How much does your high school matter in the admissions process?

<p>Looking at Andover's matriculation list, compared with some public schools where most students don't even go to college, I wonder if I am confusing cause with correlation. Do colleges like Harvard see an Andover/Exeter/St. Paul's applicant and immediately give them preference over someone who went to a low-ranked public school? Or is it simply that way because there are more kids at Andover who are serious about their studies and maybe have connections with top schools and have the opportunities to take SAT prep, etc.?</p>

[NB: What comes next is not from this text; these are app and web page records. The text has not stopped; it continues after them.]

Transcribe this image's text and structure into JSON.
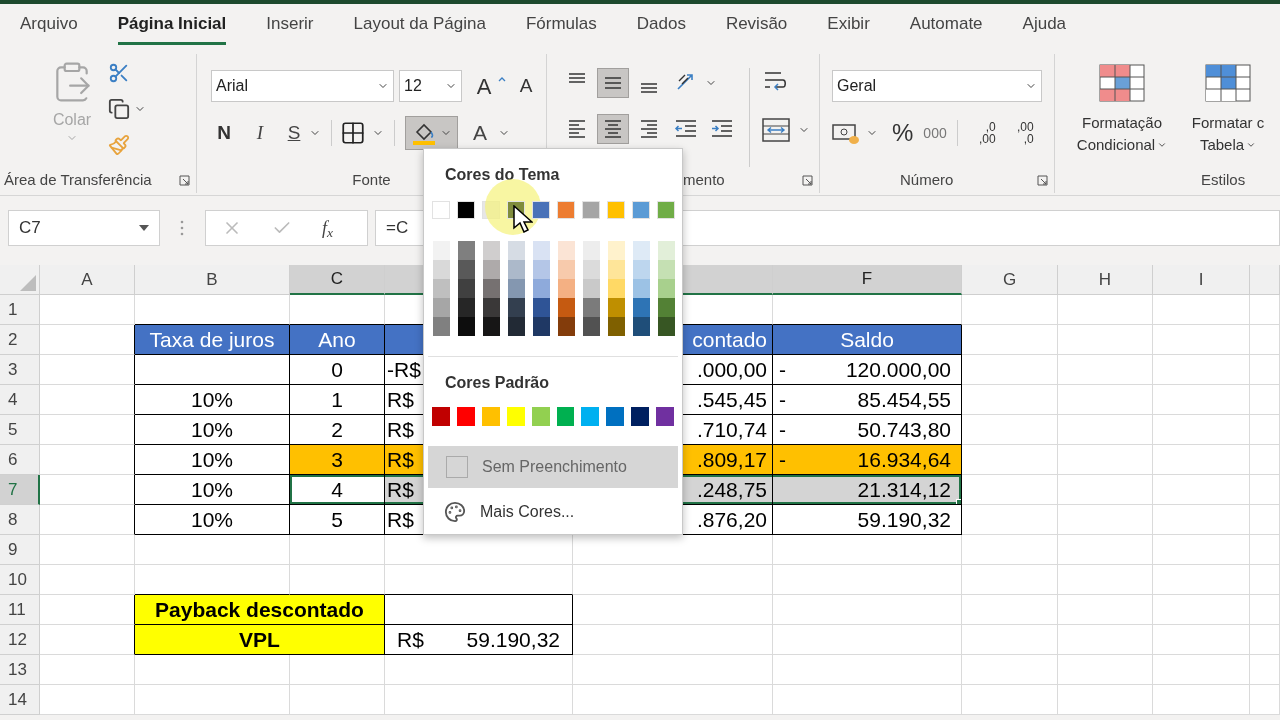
{
  "tabs": [
    {
      "label": "Arquivo",
      "selected": false
    },
    {
      "label": "Página Inicial",
      "selected": true
    },
    {
      "label": "Inserir",
      "selected": false
    },
    {
      "label": "Layout da Página",
      "selected": false
    },
    {
      "label": "Fórmulas",
      "selected": false
    },
    {
      "label": "Dados",
      "selected": false
    },
    {
      "label": "Revisão",
      "selected": false
    },
    {
      "label": "Exibir",
      "selected": false
    },
    {
      "label": "Automate",
      "selected": false
    },
    {
      "label": "Ajuda",
      "selected": false
    }
  ],
  "ribbon": {
    "clipboard": {
      "paste": "Colar",
      "paste_disabled": true,
      "label": "Área de Transferência"
    },
    "font": {
      "name": "Arial",
      "size": "12",
      "grow": "A",
      "shrink": "A",
      "bold": "N",
      "italic": "I",
      "underline": "S",
      "font_color": "A",
      "fill_open": true,
      "label": "Fonte"
    },
    "alignment": {
      "vertical": [
        {
          "kind": "top",
          "selected": false
        },
        {
          "kind": "middle",
          "selected": true
        },
        {
          "kind": "bottom",
          "selected": false
        }
      ],
      "horizontal": [
        {
          "kind": "left",
          "selected": false
        },
        {
          "kind": "center",
          "selected": true
        },
        {
          "kind": "right",
          "selected": false
        }
      ],
      "label": "mento"
    },
    "number": {
      "format": "Geral",
      "percent": "%",
      "thousands": "000",
      "decimals": [
        {
          "top": ",0",
          "bottom": ",00"
        },
        {
          "top": ",00",
          "bottom": ",0"
        }
      ],
      "label": "Número"
    },
    "styles": {
      "buttons": [
        {
          "lines": [
            "Formatação",
            "Condicional"
          ]
        },
        {
          "lines": [
            "Formatar c",
            "Tabela"
          ]
        }
      ],
      "label": "Estilos"
    }
  },
  "formula_bar": {
    "name_box": "C7",
    "function_label": "f$_{x}$",
    "formula": "=C"
  },
  "sheet": {
    "columns": [
      {
        "label": "A",
        "selected": false
      },
      {
        "label": "B",
        "selected": false
      },
      {
        "label": "C",
        "selected": true
      },
      {
        "selected": true
      },
      {
        "selected": true
      },
      {
        "label": "F",
        "selected": true
      },
      {
        "label": "G",
        "selected": false
      },
      {
        "label": "H",
        "selected": false
      },
      {
        "label": "I",
        "selected": false
      },
      {
        "selected": false
      }
    ],
    "rows": [
      {
        "number": "1",
        "selected": false
      },
      {
        "number": "2",
        "selected": false
      },
      {
        "number": "3",
        "selected": false
      },
      {
        "number": "4",
        "selected": false
      },
      {
        "number": "5",
        "selected": false
      },
      {
        "number": "6",
        "selected": false
      },
      {
        "number": "7",
        "selected": true
      },
      {
        "number": "8",
        "selected": false
      },
      {
        "number": "9",
        "selected": false
      },
      {
        "number": "10",
        "selected": false
      },
      {
        "number": "11",
        "selected": false
      },
      {
        "number": "12",
        "selected": false
      },
      {
        "number": "13",
        "selected": false
      },
      {
        "number": "14",
        "selected": false
      }
    ]
  },
  "table": {
    "header": {
      "rate": "Taxa de juros",
      "year": "Ano",
      "column_e": "contado",
      "balance": "Saldo"
    },
    "rows": [
      {
        "year": "0",
        "column_d": "-R$",
        "column_e": ".000,00",
        "sign": "-",
        "balance": "120.000,00",
        "highlighted": false,
        "selected": false
      },
      {
        "rate": "10%",
        "year": "1",
        "column_d": "R$",
        "column_e": ".545,45",
        "sign": "-",
        "balance": "85.454,55",
        "highlighted": false,
        "selected": false
      },
      {
        "rate": "10%",
        "year": "2",
        "column_d": "R$",
        "column_e": ".710,74",
        "sign": "-",
        "balance": "50.743,80",
        "highlighted": false,
        "selected": false
      },
      {
        "rate": "10%",
        "year": "3",
        "column_d": "R$",
        "column_e": ".809,17",
        "sign": "-",
        "balance": "16.934,64",
        "highlighted": true,
        "selected": false
      },
      {
        "rate": "10%",
        "year": "4",
        "column_d": "R$",
        "column_e": ".248,75",
        "balance": "21.314,12",
        "highlighted": false,
        "selected": true
      },
      {
        "rate": "10%",
        "year": "5",
        "column_d": "R$",
        "column_e": ".876,20",
        "balance": "59.190,32",
        "highlighted": false,
        "selected": false
      }
    ]
  },
  "summary": {
    "payback_label": "Payback descontado",
    "vpl_label": "VPL",
    "vpl_currency": "R$",
    "vpl_value": "59.190,32"
  },
  "color_menu": {
    "theme_title": "Cores do Tema",
    "theme_colors": [
      {
        "color": "#ffffff",
        "hovered": false,
        "shades": [
          {
            "color": "#f2f2f2"
          },
          {
            "color": "#d9d9d9"
          },
          {
            "color": "#bfbfbf"
          },
          {
            "color": "#a6a6a6"
          },
          {
            "color": "#808080"
          }
        ]
      },
      {
        "color": "#000000",
        "hovered": false,
        "shades": [
          {
            "color": "#7f7f7f"
          },
          {
            "color": "#595959"
          },
          {
            "color": "#404040"
          },
          {
            "color": "#262626"
          },
          {
            "color": "#0d0d0d"
          }
        ]
      },
      {
        "color": "#e7e6e6",
        "hovered": false,
        "shades": [
          {
            "color": "#d0cece"
          },
          {
            "color": "#aeaaaa"
          },
          {
            "color": "#767171"
          },
          {
            "color": "#3a3838"
          },
          {
            "color": "#171616"
          }
        ]
      },
      {
        "color": "#7f8c3c",
        "hovered": true,
        "shades": [
          {
            "color": "#d6dce4"
          },
          {
            "color": "#acb9ca"
          },
          {
            "color": "#8497b0"
          },
          {
            "color": "#333f4f"
          },
          {
            "color": "#222a35"
          }
        ]
      },
      {
        "color": "#4a72b8",
        "hovered": false,
        "shades": [
          {
            "color": "#d9e2f3"
          },
          {
            "color": "#b4c6e7"
          },
          {
            "color": "#8eaadb"
          },
          {
            "color": "#2f5496"
          },
          {
            "color": "#1f3864"
          }
        ]
      },
      {
        "color": "#ed7d31",
        "hovered": false,
        "shades": [
          {
            "color": "#fbe4d5"
          },
          {
            "color": "#f7caac"
          },
          {
            "color": "#f4b083"
          },
          {
            "color": "#c55a11"
          },
          {
            "color": "#833c0b"
          }
        ]
      },
      {
        "color": "#a5a5a5",
        "hovered": false,
        "shades": [
          {
            "color": "#ededed"
          },
          {
            "color": "#dbdbdb"
          },
          {
            "color": "#c9c9c9"
          },
          {
            "color": "#7b7b7b"
          },
          {
            "color": "#525252"
          }
        ]
      },
      {
        "color": "#ffc000",
        "hovered": false,
        "shades": [
          {
            "color": "#fff2cc"
          },
          {
            "color": "#fee599"
          },
          {
            "color": "#ffd965"
          },
          {
            "color": "#bf8f00"
          },
          {
            "color": "#7f6000"
          }
        ]
      },
      {
        "color": "#5b9bd5",
        "hovered": false,
        "shades": [
          {
            "color": "#deeaf6"
          },
          {
            "color": "#bdd6ee"
          },
          {
            "color": "#9cc2e5"
          },
          {
            "color": "#2e74b5"
          },
          {
            "color": "#1f4e79"
          }
        ]
      },
      {
        "color": "#70ad47",
        "hovered": false,
        "shades": [
          {
            "color": "#e2efd9"
          },
          {
            "color": "#c5e0b3"
          },
          {
            "color": "#a8d08d"
          },
          {
            "color": "#538135"
          },
          {
            "color": "#375623"
          }
        ]
      }
    ],
    "standard_title": "Cores Padrão",
    "standard_colors": [
      {
        "color": "#c00000"
      },
      {
        "color": "#ff0000"
      },
      {
        "color": "#ffc000"
      },
      {
        "color": "#ffff00"
      },
      {
        "color": "#92d050"
      },
      {
        "color": "#00b050"
      },
      {
        "color": "#00b0f0"
      },
      {
        "color": "#0070c0"
      },
      {
        "color": "#002060"
      },
      {
        "color": "#7030a0"
      }
    ],
    "no_fill": {
      "label": "Sem Preenchimento",
      "highlighted": true
    },
    "more": {
      "label": "Mais Cores..."
    }
  }
}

<p>How about this? You're invited to a black-tie event at a five star restaurant, with fine entertainment coinciding with the meal. Also, one day on the run, you stop by the taco truck and the sweaty guy hands you a greasy burrito smeared with some goop. </p>

<p>At the end of both meals, you're reasonably sated. However, which one is more memorable?</p>

<p>The so-called "top schools" have high accept standards and have excellent programs. That's universally known. Successful Harvard applicants are routine. Would it be reasonable to expect the same quality and quantity from some rural Kentucky county high school? Nope. But it doesn't mean some great kid from that HS doesn't come around every once in a while and "wow" the selective college admissions staffs.</p>

<p>Those schools have ton of wealthy kids, a ton of recruited athletes, a ton of the wealthy and connected and they recruite top URMs. On top of that the prep schools have already vetted the students using the same methodology top colleges use.</p>

<p>Probably the worst position you can be in applying to HYPS is to go to Andover and not be in one of the above categories--you would have to be very top of class for a shot. However at schools below the ivies and peers, graduating from those schools is an advantage for 2 reasons. You are very well prepared and can probably (70%) be full pay.</p>